RECORDS SHOWN
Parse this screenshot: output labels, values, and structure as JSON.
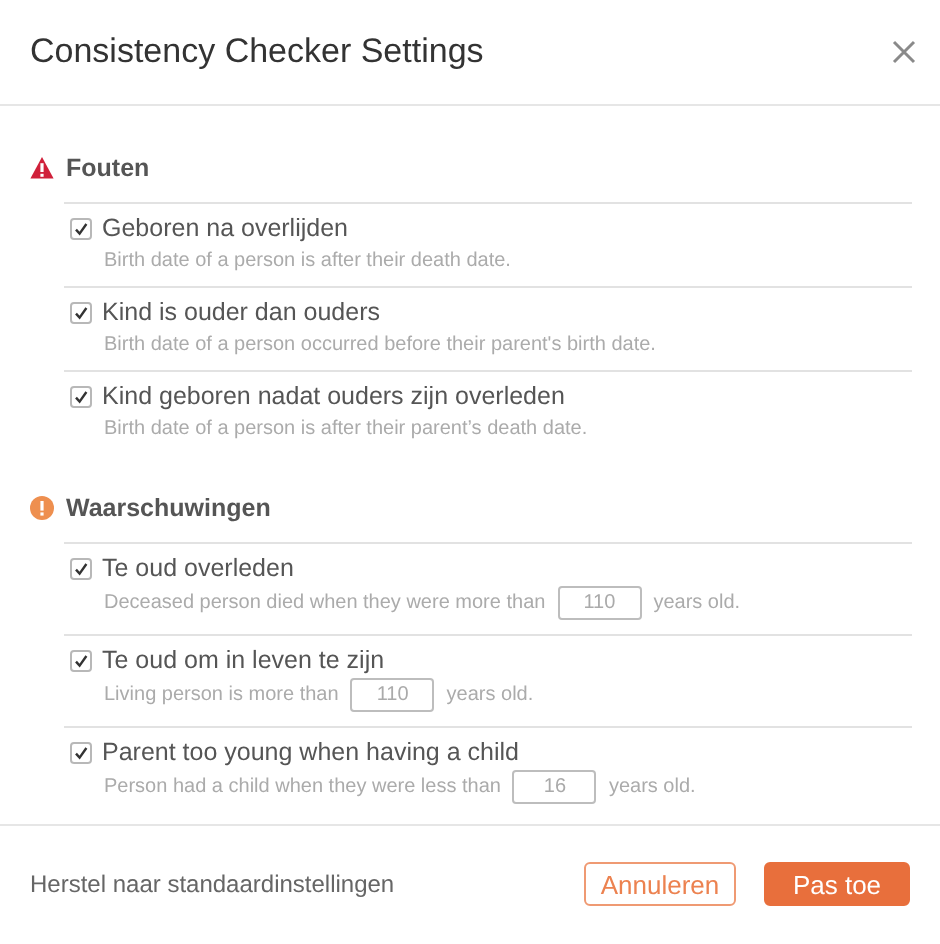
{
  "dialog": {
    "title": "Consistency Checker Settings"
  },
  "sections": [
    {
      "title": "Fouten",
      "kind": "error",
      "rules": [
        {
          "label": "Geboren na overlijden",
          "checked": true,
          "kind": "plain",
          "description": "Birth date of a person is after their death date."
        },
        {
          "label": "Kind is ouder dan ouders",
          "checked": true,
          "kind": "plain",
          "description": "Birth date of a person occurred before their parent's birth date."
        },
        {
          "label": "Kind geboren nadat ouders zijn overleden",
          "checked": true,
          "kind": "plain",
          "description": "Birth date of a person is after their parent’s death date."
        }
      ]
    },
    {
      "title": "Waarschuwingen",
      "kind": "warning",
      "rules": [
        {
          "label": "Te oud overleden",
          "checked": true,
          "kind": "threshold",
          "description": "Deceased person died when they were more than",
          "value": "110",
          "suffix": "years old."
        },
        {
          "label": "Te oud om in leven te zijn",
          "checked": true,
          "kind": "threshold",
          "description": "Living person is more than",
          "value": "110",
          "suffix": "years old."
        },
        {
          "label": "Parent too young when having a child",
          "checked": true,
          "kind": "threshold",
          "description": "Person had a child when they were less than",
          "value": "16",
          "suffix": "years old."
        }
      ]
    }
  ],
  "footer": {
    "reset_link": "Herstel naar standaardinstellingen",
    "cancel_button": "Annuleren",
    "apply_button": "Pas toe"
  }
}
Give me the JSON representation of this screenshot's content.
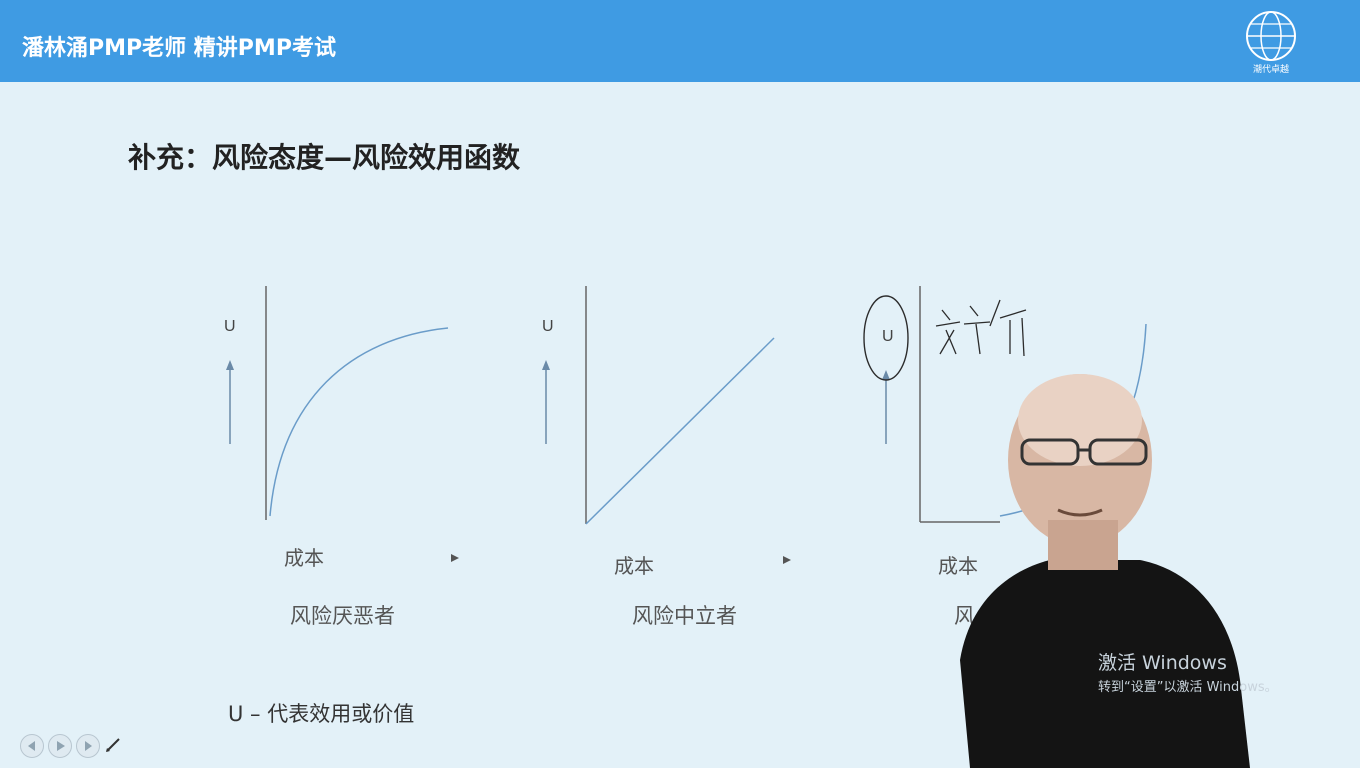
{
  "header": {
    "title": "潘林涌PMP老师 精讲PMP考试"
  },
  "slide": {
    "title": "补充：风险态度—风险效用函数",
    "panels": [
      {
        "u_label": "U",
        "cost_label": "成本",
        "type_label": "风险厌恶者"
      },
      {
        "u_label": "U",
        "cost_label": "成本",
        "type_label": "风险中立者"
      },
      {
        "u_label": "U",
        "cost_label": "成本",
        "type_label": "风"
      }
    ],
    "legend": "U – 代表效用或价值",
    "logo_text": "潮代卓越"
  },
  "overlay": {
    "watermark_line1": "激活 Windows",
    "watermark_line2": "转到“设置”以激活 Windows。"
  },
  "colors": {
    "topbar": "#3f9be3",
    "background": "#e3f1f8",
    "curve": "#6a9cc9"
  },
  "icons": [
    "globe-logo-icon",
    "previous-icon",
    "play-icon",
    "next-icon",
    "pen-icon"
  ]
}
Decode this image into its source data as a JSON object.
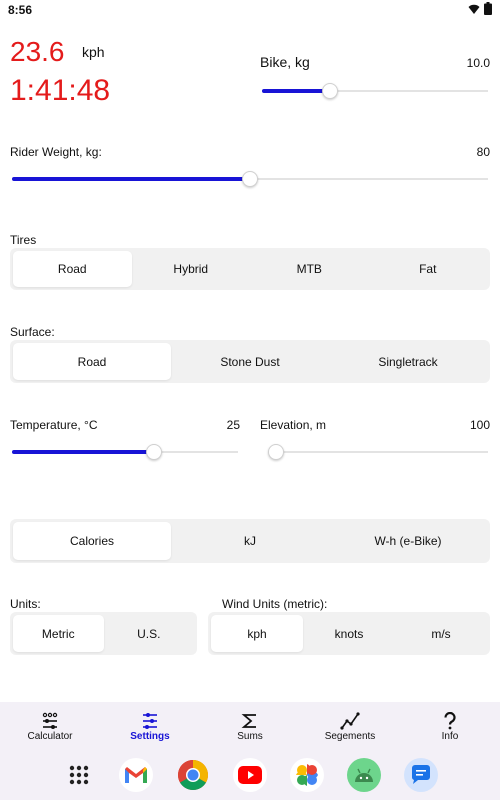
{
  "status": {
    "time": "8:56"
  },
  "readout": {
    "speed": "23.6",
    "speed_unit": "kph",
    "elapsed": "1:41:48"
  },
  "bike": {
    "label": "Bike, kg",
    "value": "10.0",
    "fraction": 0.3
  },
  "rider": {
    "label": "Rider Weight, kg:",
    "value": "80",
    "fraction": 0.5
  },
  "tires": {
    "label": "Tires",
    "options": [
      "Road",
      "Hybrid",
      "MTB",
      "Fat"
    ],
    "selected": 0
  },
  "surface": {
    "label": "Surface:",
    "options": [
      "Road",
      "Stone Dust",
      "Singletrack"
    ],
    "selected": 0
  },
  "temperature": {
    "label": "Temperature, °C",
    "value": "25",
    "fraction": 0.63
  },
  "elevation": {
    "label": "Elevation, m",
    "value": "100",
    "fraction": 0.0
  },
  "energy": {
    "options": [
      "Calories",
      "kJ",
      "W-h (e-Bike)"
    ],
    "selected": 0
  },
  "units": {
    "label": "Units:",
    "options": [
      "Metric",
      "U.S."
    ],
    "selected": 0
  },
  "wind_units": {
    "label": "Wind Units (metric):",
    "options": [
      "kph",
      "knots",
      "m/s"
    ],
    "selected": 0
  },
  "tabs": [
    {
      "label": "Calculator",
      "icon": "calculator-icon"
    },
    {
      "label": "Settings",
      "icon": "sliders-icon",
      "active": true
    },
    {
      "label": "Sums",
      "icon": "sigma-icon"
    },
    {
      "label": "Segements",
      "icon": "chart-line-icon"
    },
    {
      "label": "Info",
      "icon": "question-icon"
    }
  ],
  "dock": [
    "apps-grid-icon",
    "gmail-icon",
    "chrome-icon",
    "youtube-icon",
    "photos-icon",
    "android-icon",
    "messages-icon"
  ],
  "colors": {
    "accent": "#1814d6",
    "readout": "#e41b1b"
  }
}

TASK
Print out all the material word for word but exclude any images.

SOLUTION TO THIS TASK
Parse this screenshot: output labels, values, and structure as JSON.
{
  "dialog": {
    "title": "Consistency Checker Settings"
  },
  "sections": [
    {
      "title": "Fouten",
      "kind": "error",
      "rules": [
        {
          "label": "Geboren na overlijden",
          "checked": true,
          "kind": "plain",
          "description": "Birth date of a person is after their death date."
        },
        {
          "label": "Kind is ouder dan ouders",
          "checked": true,
          "kind": "plain",
          "description": "Birth date of a person occurred before their parent's birth date."
        },
        {
          "label": "Kind geboren nadat ouders zijn overleden",
          "checked": true,
          "kind": "plain",
          "description": "Birth date of a person is after their parent’s death date."
        }
      ]
    },
    {
      "title": "Waarschuwingen",
      "kind": "warning",
      "rules": [
        {
          "label": "Te oud overleden",
          "checked": true,
          "kind": "threshold",
          "description": "Deceased person died when they were more than",
          "value": "110",
          "suffix": "years old."
        },
        {
          "label": "Te oud om in leven te zijn",
          "checked": true,
          "kind": "threshold",
          "description": "Living person is more than",
          "value": "110",
          "suffix": "years old."
        },
        {
          "label": "Parent too young when having a child",
          "checked": true,
          "kind": "threshold",
          "description": "Person had a child when they were less than",
          "value": "16",
          "suffix": "years old."
        }
      ]
    }
  ],
  "footer": {
    "reset_link": "Herstel naar standaardinstellingen",
    "cancel_button": "Annuleren",
    "apply_button": "Pas toe"
  }
}
Give me the JSON representation of this screenshot's content.
{
  "header": {
    "title": "潘林涌PMP老师 精讲PMP考试"
  },
  "slide": {
    "title": "补充：风险态度—风险效用函数",
    "panels": [
      {
        "u_label": "U",
        "cost_label": "成本",
        "type_label": "风险厌恶者"
      },
      {
        "u_label": "U",
        "cost_label": "成本",
        "type_label": "风险中立者"
      },
      {
        "u_label": "U",
        "cost_label": "成本",
        "type_label": "风"
      }
    ],
    "legend": "U – 代表效用或价值",
    "logo_text": "潮代卓越"
  },
  "overlay": {
    "watermark_line1": "激活 Windows",
    "watermark_line2": "转到“设置”以激活 Windows。"
  },
  "colors": {
    "topbar": "#3f9be3",
    "background": "#e3f1f8",
    "curve": "#6a9cc9"
  },
  "icons": [
    "globe-logo-icon",
    "previous-icon",
    "play-icon",
    "next-icon",
    "pen-icon"
  ]
}
Decode this image into its source data as a JSON object.
{
  "status": {
    "time": "8:56"
  },
  "readout": {
    "speed": "23.6",
    "speed_unit": "kph",
    "elapsed": "1:41:48"
  },
  "bike": {
    "label": "Bike, kg",
    "value": "10.0",
    "fraction": 0.3
  },
  "rider": {
    "label": "Rider Weight, kg:",
    "value": "80",
    "fraction": 0.5
  },
  "tires": {
    "label": "Tires",
    "options": [
      "Road",
      "Hybrid",
      "MTB",
      "Fat"
    ],
    "selected": 0
  },
  "surface": {
    "label": "Surface:",
    "options": [
      "Road",
      "Stone Dust",
      "Singletrack"
    ],
    "selected": 0
  },
  "temperature": {
    "label": "Temperature, °C",
    "value": "25",
    "fraction": 0.63
  },
  "elevation": {
    "label": "Elevation, m",
    "value": "100",
    "fraction": 0.0
  },
  "energy": {
    "options": [
      "Calories",
      "kJ",
      "W-h (e-Bike)"
    ],
    "selected": 0
  },
  "units": {
    "label": "Units:",
    "options": [
      "Metric",
      "U.S."
    ],
    "selected": 0
  },
  "wind_units": {
    "label": "Wind Units (metric):",
    "options": [
      "kph",
      "knots",
      "m/s"
    ],
    "selected": 0
  },
  "tabs": [
    {
      "label": "Calculator",
      "icon": "calculator-icon"
    },
    {
      "label": "Settings",
      "icon": "sliders-icon",
      "active": true
    },
    {
      "label": "Sums",
      "icon": "sigma-icon"
    },
    {
      "label": "Segements",
      "icon": "chart-line-icon"
    },
    {
      "label": "Info",
      "icon": "question-icon"
    }
  ],
  "dock": [
    "apps-grid-icon",
    "gmail-icon",
    "chrome-icon",
    "youtube-icon",
    "photos-icon",
    "android-icon",
    "messages-icon"
  ],
  "colors": {
    "accent": "#1814d6",
    "readout": "#e41b1b"
  }
}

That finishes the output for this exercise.